> What is required: Your job is to return every line in the data holding the string "localhost".

Start of Records to use

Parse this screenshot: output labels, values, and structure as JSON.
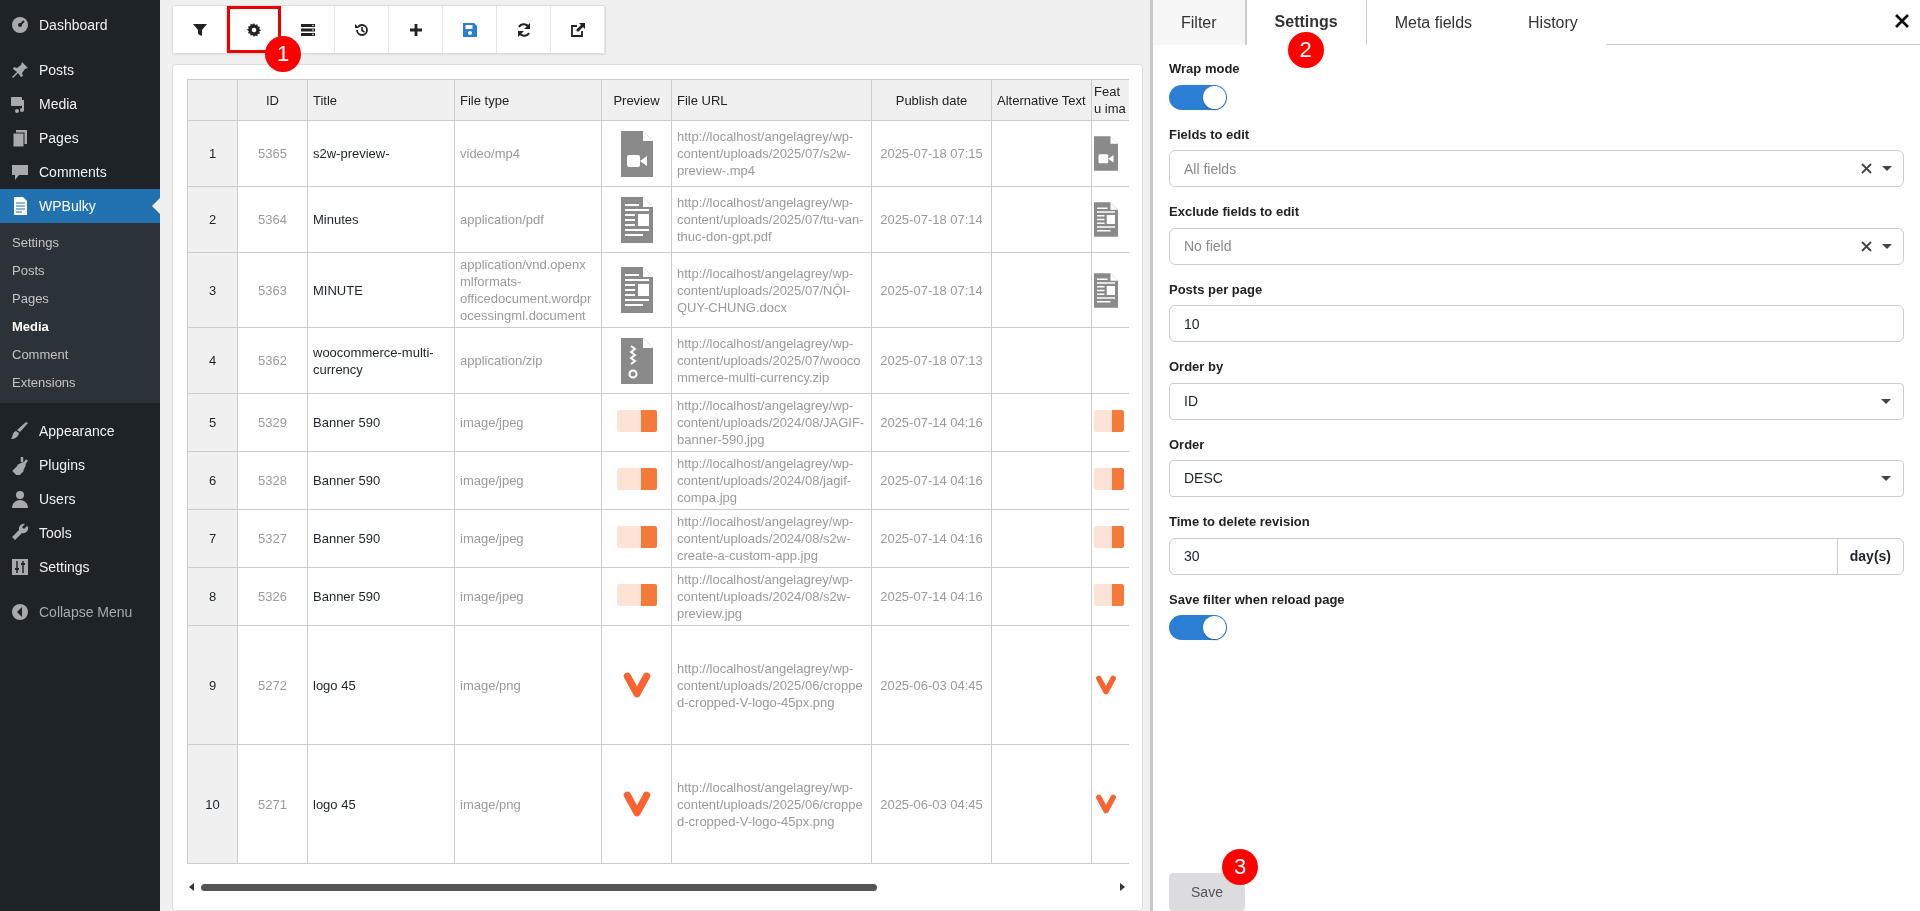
{
  "menu": [
    {
      "label": "Dashboard",
      "selected": false
    },
    {
      "label": "Posts",
      "selected": false
    },
    {
      "label": "Media",
      "selected": false
    },
    {
      "label": "Pages",
      "selected": false
    },
    {
      "label": "Comments",
      "selected": false
    },
    {
      "label": "WPBulky",
      "selected": true,
      "children": [
        {
          "label": "Settings",
          "selected": false
        },
        {
          "label": "Posts",
          "selected": false
        },
        {
          "label": "Pages",
          "selected": false
        },
        {
          "label": "Media",
          "selected": true
        },
        {
          "label": "Comment",
          "selected": false
        },
        {
          "label": "Extensions",
          "selected": false
        }
      ]
    },
    {
      "label": "Appearance",
      "selected": false
    },
    {
      "label": "Plugins",
      "selected": false
    },
    {
      "label": "Users",
      "selected": false
    },
    {
      "label": "Tools",
      "selected": false
    },
    {
      "label": "Settings",
      "selected": false
    },
    {
      "label": "Collapse Menu",
      "selected": false
    }
  ],
  "toolbar": [
    {
      "kind": "filter",
      "highlighted": false
    },
    {
      "kind": "settings",
      "highlighted": true,
      "callout": "1"
    },
    {
      "kind": "columns",
      "highlighted": false
    },
    {
      "kind": "history",
      "highlighted": false
    },
    {
      "kind": "add",
      "highlighted": false
    },
    {
      "kind": "save",
      "highlighted": false
    },
    {
      "kind": "reload",
      "highlighted": false
    },
    {
      "kind": "external",
      "highlighted": false
    }
  ],
  "table": {
    "columns": [
      "",
      "ID",
      "Title",
      "File type",
      "Preview",
      "File URL",
      "Publish date",
      "Alternative Text",
      "Featu ima"
    ],
    "rows": [
      {
        "number": "1",
        "id": "5365",
        "title": "s2w-preview-",
        "file_type": "video/mp4",
        "kind": "video",
        "url": "http://localhost/angelagrey/wp-content/uploads/2025/07/s2w-preview-.mp4",
        "date": "2025-07-18 07:15",
        "has_featured_image": true
      },
      {
        "number": "2",
        "id": "5364",
        "title": "Minutes",
        "file_type": "application/pdf",
        "kind": "document",
        "url": "http://localhost/angelagrey/wp-content/uploads/2025/07/tu-van-thuc-don-gpt.pdf",
        "date": "2025-07-18 07:14",
        "has_featured_image": true
      },
      {
        "number": "3",
        "id": "5363",
        "title": "MINUTE",
        "file_type": "application/vnd.openxmlformats-officedocument.wordprocessingml.document",
        "kind": "document",
        "url": "http://localhost/angelagrey/wp-content/uploads/2025/07/NỘI-QUY-CHUNG.docx",
        "date": "2025-07-18 07:14",
        "has_featured_image": true
      },
      {
        "number": "4",
        "id": "5362",
        "title": "woocommerce-multi-currency",
        "file_type": "application/zip",
        "kind": "zip",
        "url": "http://localhost/angelagrey/wp-content/uploads/2025/07/woocommerce-multi-currency.zip",
        "date": "2025-07-18 07:13",
        "has_featured_image": false
      },
      {
        "number": "5",
        "id": "5329",
        "title": "Banner 590",
        "file_type": "image/jpeg",
        "kind": "image",
        "url": "http://localhost/angelagrey/wp-content/uploads/2024/08/JAGIF-banner-590.jpg",
        "date": "2025-07-14 04:16",
        "has_featured_image": true
      },
      {
        "number": "6",
        "id": "5328",
        "title": "Banner 590",
        "file_type": "image/jpeg",
        "kind": "image",
        "url": "http://localhost/angelagrey/wp-content/uploads/2024/08/jagif-compa.jpg",
        "date": "2025-07-14 04:16",
        "has_featured_image": true
      },
      {
        "number": "7",
        "id": "5327",
        "title": "Banner 590",
        "file_type": "image/jpeg",
        "kind": "image",
        "url": "http://localhost/angelagrey/wp-content/uploads/2024/08/s2w-create-a-custom-app.jpg",
        "date": "2025-07-14 04:16",
        "has_featured_image": true
      },
      {
        "number": "8",
        "id": "5326",
        "title": "Banner 590",
        "file_type": "image/jpeg",
        "kind": "image",
        "url": "http://localhost/angelagrey/wp-content/uploads/2024/08/s2w-preview.jpg",
        "date": "2025-07-14 04:16",
        "has_featured_image": true
      },
      {
        "number": "9",
        "id": "5272",
        "title": "logo 45",
        "file_type": "image/png",
        "kind": "logo",
        "url": "http://localhost/angelagrey/wp-content/uploads/2025/06/cropped-cropped-V-logo-45px.png",
        "date": "2025-06-03 04:45",
        "has_featured_image": true
      },
      {
        "number": "10",
        "id": "5271",
        "title": "logo 45",
        "file_type": "image/png",
        "kind": "logo",
        "url": "http://localhost/angelagrey/wp-content/uploads/2025/06/cropped-cropped-V-logo-45px.png",
        "date": "2025-06-03 04:45",
        "has_featured_image": true
      }
    ]
  },
  "panel": {
    "tabs": [
      {
        "label": "Filter",
        "selected": false
      },
      {
        "label": "Settings",
        "selected": true,
        "callout": "2"
      },
      {
        "label": "Meta fields",
        "selected": false
      },
      {
        "label": "History",
        "selected": false
      }
    ],
    "settings": [
      {
        "kind": "toggle",
        "label": "Wrap mode",
        "on": true
      },
      {
        "kind": "multiselect",
        "label": "Fields to edit",
        "placeholder": "All fields"
      },
      {
        "kind": "multiselect",
        "label": "Exclude fields to edit",
        "placeholder": "No field"
      },
      {
        "kind": "input",
        "label": "Posts per page",
        "value": "10"
      },
      {
        "kind": "select",
        "label": "Order by",
        "value": "ID"
      },
      {
        "kind": "select",
        "label": "Order",
        "value": "DESC"
      },
      {
        "kind": "input",
        "label": "Time to delete revision",
        "value": "30",
        "addon": "day(s)"
      },
      {
        "kind": "toggle",
        "label": "Save filter when reload page",
        "on": true
      }
    ],
    "save_button": {
      "label": "Save",
      "callout": "3"
    }
  }
}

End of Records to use

> Result for this task:
        "url": "http://localhost/angelagrey/wp-content/uploads/2025/07/s2w-preview-.mp4",
        "url": "http://localhost/angelagrey/wp-content/uploads/2025/07/tu-van-thuc-don-gpt.pdf",
        "url": "http://localhost/angelagrey/wp-content/uploads/2025/07/NỘI-QUY-CHUNG.docx",
        "url": "http://localhost/angelagrey/wp-content/uploads/2025/07/woocommerce-multi-currency.zip",
        "url": "http://localhost/angelagrey/wp-content/uploads/2024/08/JAGIF-banner-590.jpg",
        "url": "http://localhost/angelagrey/wp-content/uploads/2024/08/jagif-compa.jpg",
        "url": "http://localhost/angelagrey/wp-content/uploads/2024/08/s2w-create-a-custom-app.jpg",
        "url": "http://localhost/angelagrey/wp-content/uploads/2024/08/s2w-preview.jpg",
        "url": "http://localhost/angelagrey/wp-content/uploads/2025/06/cropped-cropped-V-logo-45px.png",
        "url": "http://localhost/angelagrey/wp-content/uploads/2025/06/cropped-cropped-V-logo-45px.png",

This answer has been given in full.